Entries from a dataset of interfaces
* * *

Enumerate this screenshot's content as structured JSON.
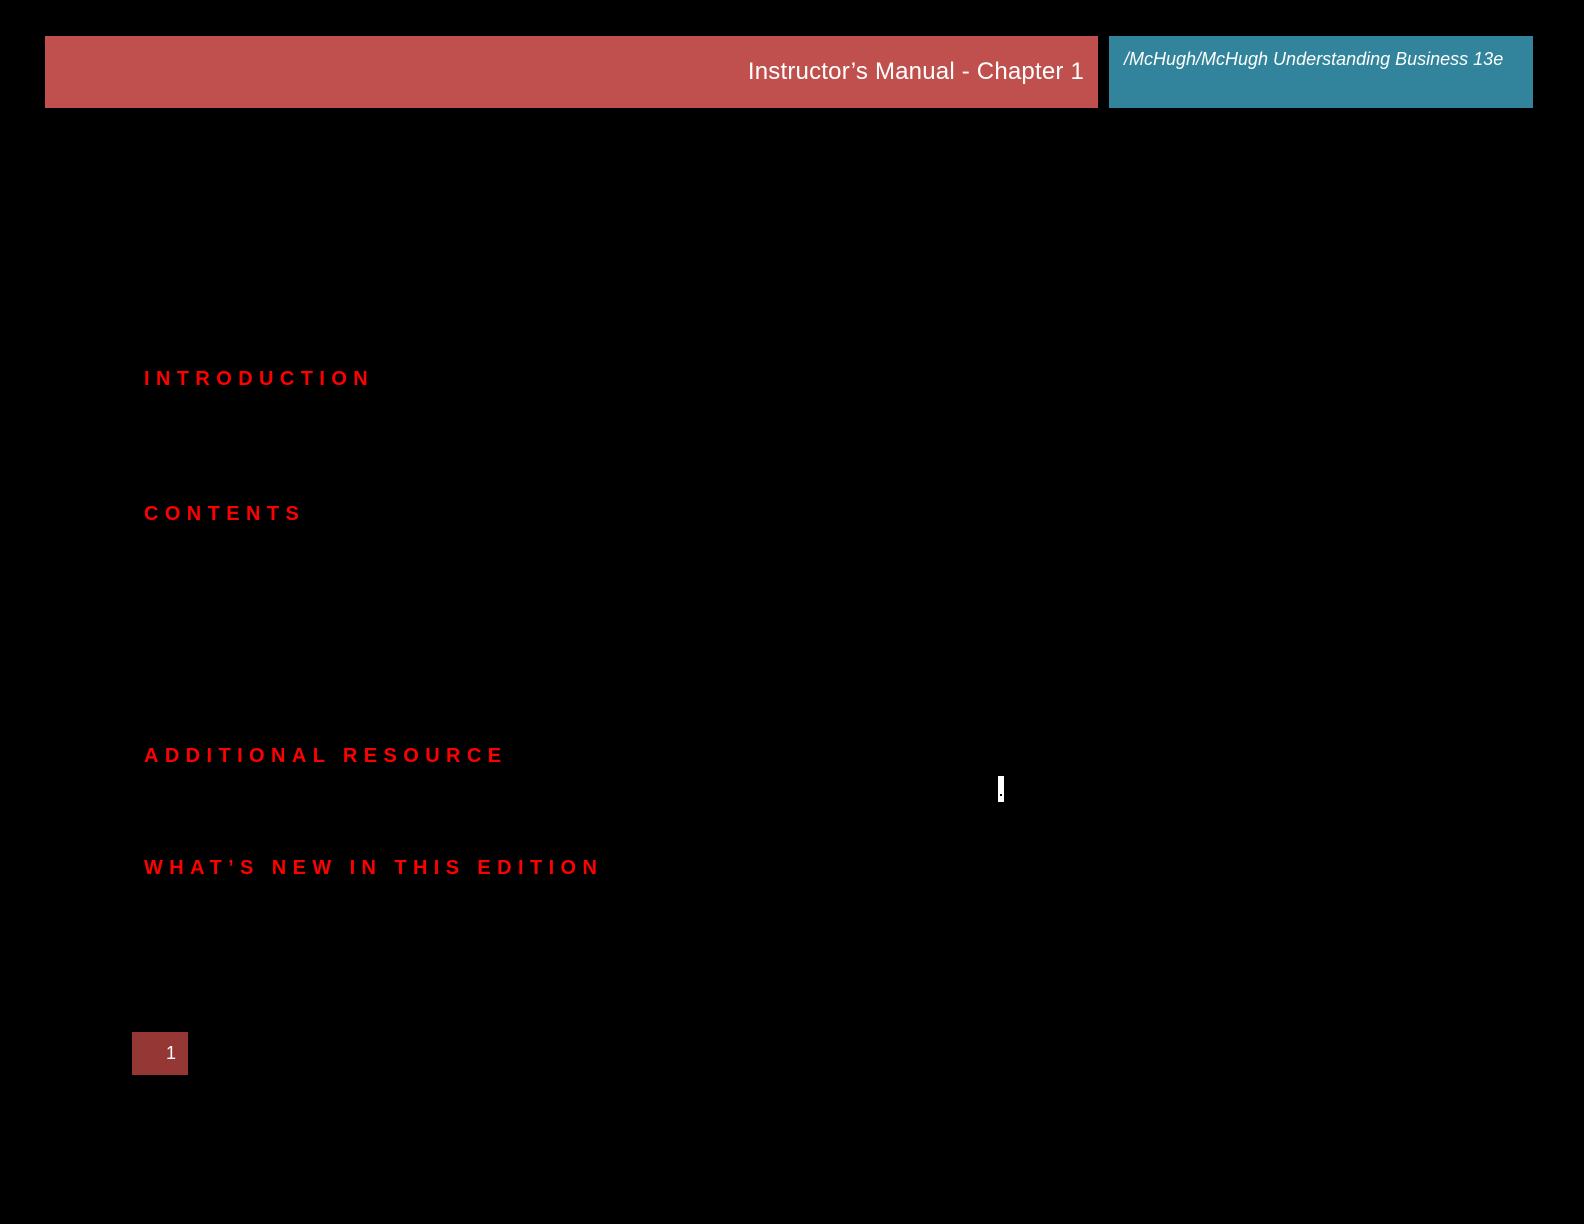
{
  "header": {
    "title": "Instructor’s Manual - Chapter 1",
    "book": "/McHugh/McHugh Understanding Business 13e"
  },
  "sections": {
    "introduction": "INTRODUCTION",
    "contents": "CONTENTS",
    "additional_resource": "ADDITIONAL RESOURCE",
    "whats_new": "WHAT’S NEW IN THIS EDITION"
  },
  "footer": {
    "page_number": "1"
  },
  "colors": {
    "background": "#000000",
    "header_red": "#c0504d",
    "header_teal": "#31849b",
    "heading_red": "#ff0000",
    "page_box": "#953735"
  }
}
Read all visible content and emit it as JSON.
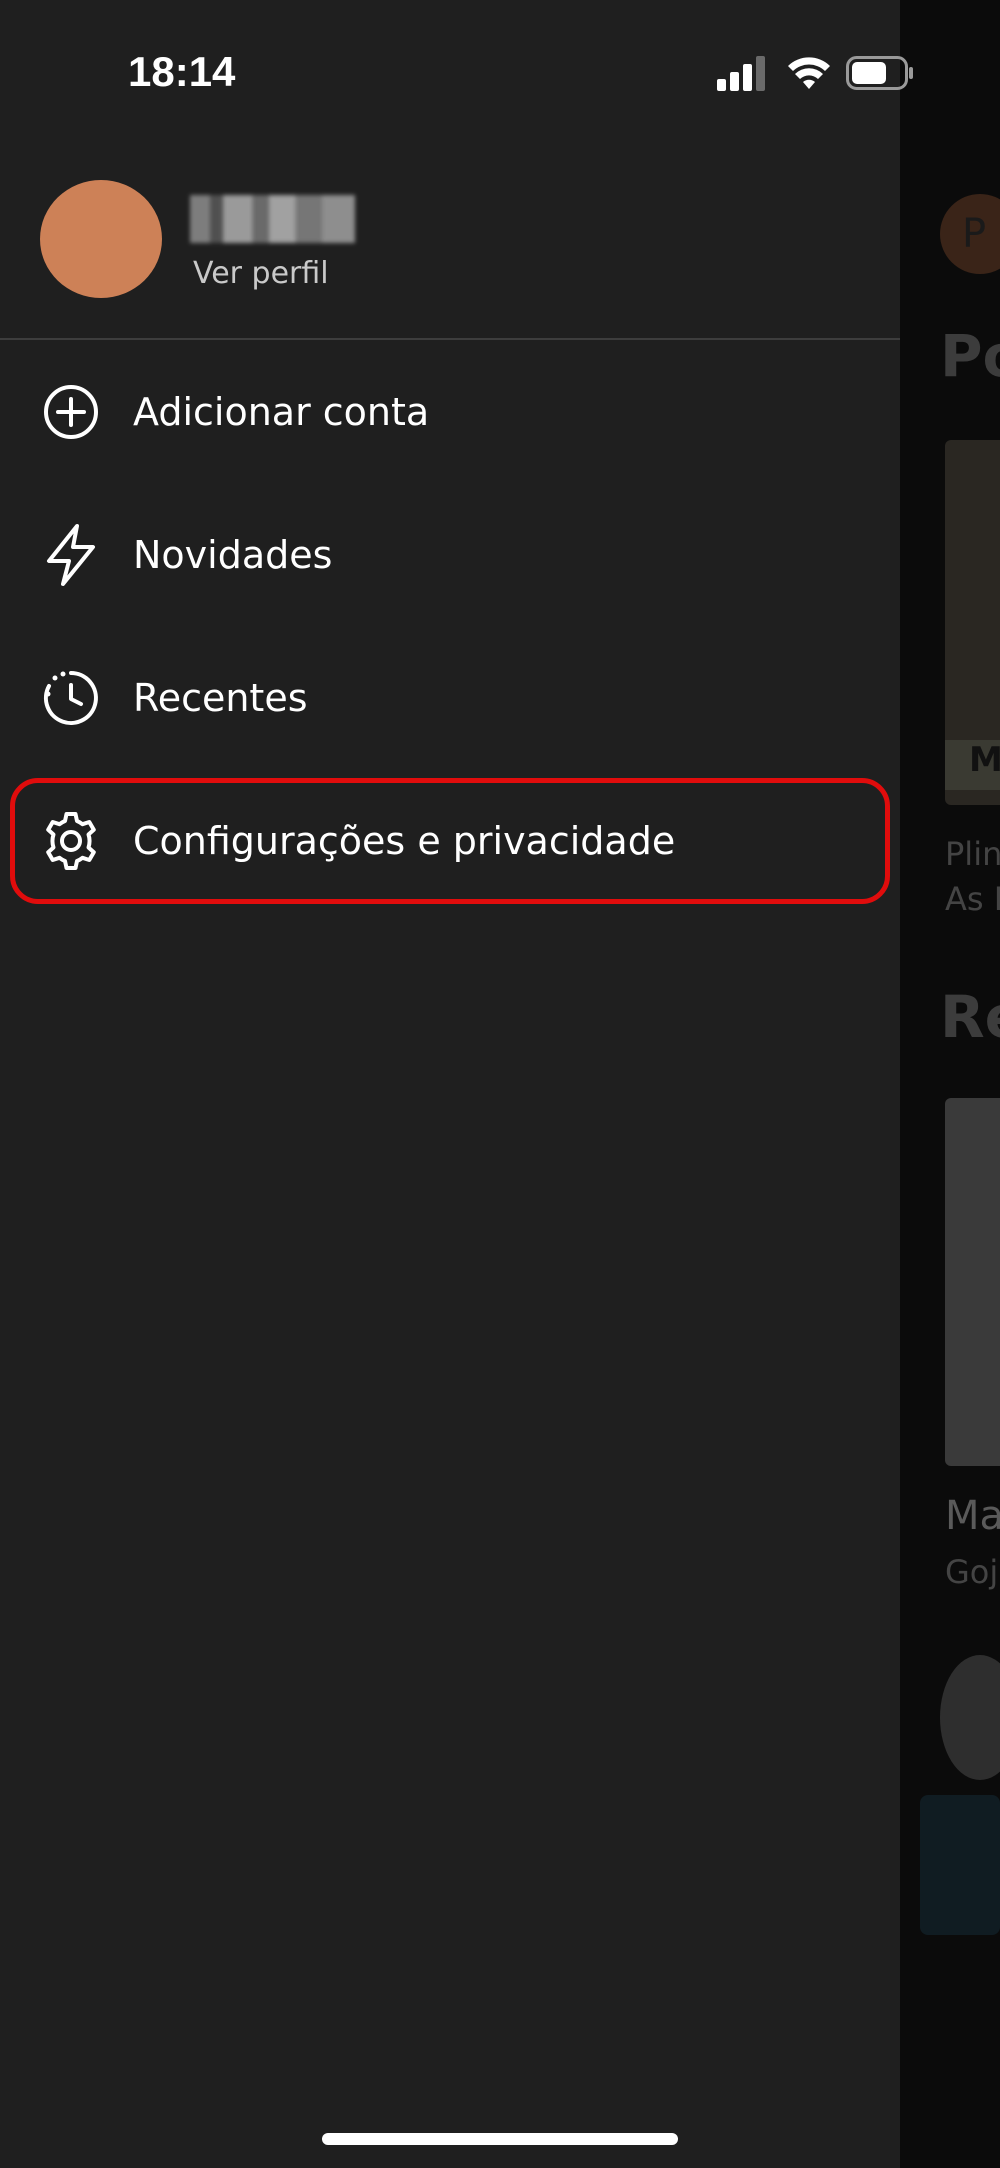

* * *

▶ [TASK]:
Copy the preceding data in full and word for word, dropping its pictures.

▶ [EXERCISE SOLUTION]:
Enumerate this screenshot's content as structured JSON.
{
  "header": {
    "title": "Instructor’s Manual - Chapter 1",
    "book": "/McHugh/McHugh Understanding Business 13e"
  },
  "sections": {
    "introduction": "INTRODUCTION",
    "contents": "CONTENTS",
    "additional_resource": "ADDITIONAL RESOURCE",
    "whats_new": "WHAT’S NEW IN THIS EDITION"
  },
  "footer": {
    "page_number": "1"
  },
  "colors": {
    "background": "#000000",
    "header_red": "#c0504d",
    "header_teal": "#31849b",
    "heading_red": "#ff0000",
    "page_box": "#953735"
  }
}
Read all visible content and emit it as JSON.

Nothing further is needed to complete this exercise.